— What to do —
Report all lines below with the word "value".

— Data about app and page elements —
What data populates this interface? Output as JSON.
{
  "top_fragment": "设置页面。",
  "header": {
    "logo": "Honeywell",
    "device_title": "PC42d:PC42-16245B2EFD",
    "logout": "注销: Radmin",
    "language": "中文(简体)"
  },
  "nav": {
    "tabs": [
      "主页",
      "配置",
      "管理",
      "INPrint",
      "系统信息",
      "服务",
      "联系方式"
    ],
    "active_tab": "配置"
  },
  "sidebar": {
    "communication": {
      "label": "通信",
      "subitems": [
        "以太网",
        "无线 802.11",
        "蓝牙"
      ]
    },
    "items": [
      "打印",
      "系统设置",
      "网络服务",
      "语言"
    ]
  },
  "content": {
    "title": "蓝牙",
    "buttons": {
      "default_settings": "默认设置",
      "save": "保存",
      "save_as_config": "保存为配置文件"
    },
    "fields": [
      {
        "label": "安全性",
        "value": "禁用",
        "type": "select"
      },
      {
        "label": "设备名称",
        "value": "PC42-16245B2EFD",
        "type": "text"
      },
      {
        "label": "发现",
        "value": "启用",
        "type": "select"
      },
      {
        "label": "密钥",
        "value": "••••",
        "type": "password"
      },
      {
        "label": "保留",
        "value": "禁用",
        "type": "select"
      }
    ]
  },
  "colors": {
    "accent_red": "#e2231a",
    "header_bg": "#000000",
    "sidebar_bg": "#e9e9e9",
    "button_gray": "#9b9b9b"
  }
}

— Solution below —
        "value": "禁用",
        "value": "PC42-16245B2EFD",
        "value": "启用",
        "value": "••••",
        "value": "禁用",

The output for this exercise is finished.